The introduction of a fourth girl, Linda Marlowe, was the cue for Dwoskin’s trade mark visual sadism to really kick in. Marlowe was made-up to look prettier than the previous three actresses, so obviously something ‘bad’ was going to happen to her. Four males with wonderful early seventies hair (including some truly groovy sideburns) and clothes, proceeded to strip, torture and rape Marlowe. This was done at great length and very slowly, with the camera playing a leading role in the rape. Marlowe was blindfolded, gagged and bound with red and blue strips of material, that sometimes matched – at other times contrasted – with the clothes worn by the male actors. Despite its colour-coded visual beauty, this sequence was extremely unpleasant to watch; so I wasn’t surprised it caused some audience members to get up from their seats and walk out. As the sequence progressed, the Bryars soundtrack became increasingly industrial in tone. Marlowe’s onscreen rape and torture was followed by a long shot of her twitching face in extreme close-up; as I’ve said, I lose all sense of time watching Dwoskin films, I’ve seen this close-up described as lasting 30 minutes, but it felt shorter to me. That said, it sent yet more audience members scurrying home, while one of those who stayed complained at its conclusion that it was the longest close-up in the history of cinema. Dwoskin’s depiction of women is widely viewed as problematic and I certainly find it unpleasant at times. He aims for an alienation effect and he is perhaps too successful at this.
After eventually pulling back from the close-up of Marlowe’s face, Dwoskin cut to a shot of the actress in a crucifixion pose, with his four male actors arranged in front of her brandishing burning sparklers.
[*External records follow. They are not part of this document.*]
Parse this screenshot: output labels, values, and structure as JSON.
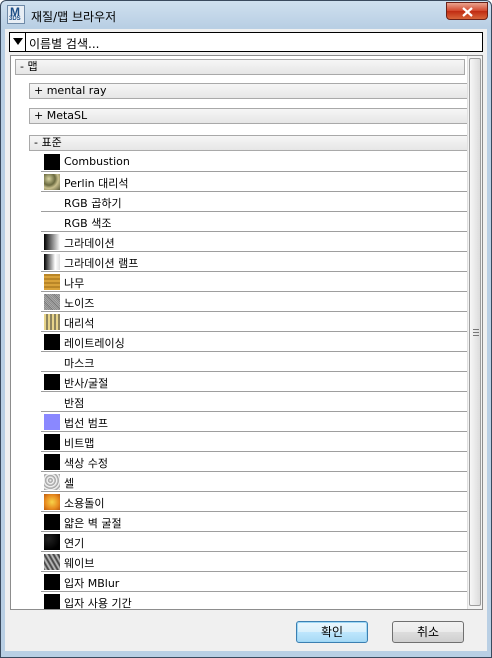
{
  "window": {
    "title": "재질/맵 브라우저",
    "app_icon_text": "M",
    "app_icon_subtext": "3DS"
  },
  "search": {
    "value": "이름별 검색..."
  },
  "categories": [
    {
      "label": "- 맵"
    },
    {
      "label": "+ mental ray"
    },
    {
      "label": "+ MetaSL"
    },
    {
      "label": "- 표준"
    }
  ],
  "items": [
    {
      "label": "Combustion",
      "icon": "black-swatch"
    },
    {
      "label": "Perlin 대리석",
      "icon": "perlin-marble-swatch"
    },
    {
      "label": "RGB 곱하기",
      "icon": "white-swatch"
    },
    {
      "label": "RGB 색조",
      "icon": "white-swatch"
    },
    {
      "label": "그라데이션",
      "icon": "gradient-swatch"
    },
    {
      "label": "그라데이션 램프",
      "icon": "gradient-ramp-swatch"
    },
    {
      "label": "나무",
      "icon": "wood-swatch"
    },
    {
      "label": "노이즈",
      "icon": "noise-swatch"
    },
    {
      "label": "대리석",
      "icon": "marble-swatch"
    },
    {
      "label": "레이트레이싱",
      "icon": "black-swatch"
    },
    {
      "label": "마스크",
      "icon": "white-swatch"
    },
    {
      "label": "반사/굴절",
      "icon": "black-swatch"
    },
    {
      "label": "반점",
      "icon": "white-swatch"
    },
    {
      "label": "법선 범프",
      "icon": "normal-bump-swatch"
    },
    {
      "label": "비트맵",
      "icon": "black-swatch"
    },
    {
      "label": "색상 수정",
      "icon": "black-swatch"
    },
    {
      "label": "셀",
      "icon": "cellular-swatch"
    },
    {
      "label": "소용돌이",
      "icon": "swirl-swatch"
    },
    {
      "label": "얇은 벽 굴절",
      "icon": "black-swatch"
    },
    {
      "label": "연기",
      "icon": "smoke-swatch"
    },
    {
      "label": "웨이브",
      "icon": "wave-swatch"
    },
    {
      "label": "입자 MBlur",
      "icon": "black-swatch"
    },
    {
      "label": "입자 사용 기간",
      "icon": "black-swatch"
    }
  ],
  "buttons": {
    "ok": "확인",
    "cancel": "취소"
  },
  "colors": {
    "title_bar": "#b9cfe4",
    "close_button": "#c9391c",
    "normal_bump": "#8a88ff",
    "focus_border": "#3c7fb1"
  }
}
Aside from Grillo who I’ve already mentioned, the other male players were Derek Paget, Andrew Carr and Malcolm Kaye. Dwoskin is an amazing film-maker, and at the end of Dyn Amo I found it hard to believe I’d sat through a two hour film. The time seemed to pass in the blink of an eye. While Dyn Amo is available on DVD, to get its full visceral effect you really do need to see it in a cinema. On the night I went, there was not only an introduction from Jackie Holt, but Linda Marlowe sat right in front of me. It was reassuring to see Marlowe hadn’t been permanently traumatised by appearing in Dyn Amo; she was alive and well and looked very sprightly for someone in their late-sixties.
When the film finished, one of Marlowe’s friends asked her if she found it difficult watching herself in Dyn Amo. She replied that her younger self was so different to how she is now, that it was like watching someone else. She quickly became very animated talking about the film, and eventually an usher had to come into the theatre and chuck Marlowe and her companions out; alongside the odd eavesdropper on their conversation, including yours truly. Before we were thrown out, Marlowe explained that in the original stage version of the film, the rape and torture scenes formed part of a psychological interrogation; while during the long close up that followed, her character talked obsessively about her life. Dwoskin, of course, had eliminated virtually all the dialogue from the original work!
The Dwoskin season at the BFI continues until the end of May, so there is still plenty of time to catch some of it, if you haven’t done so already.
And while you’re at it don’t forget to check – www.stewarthomesociety.org – you know it makes (no) sense!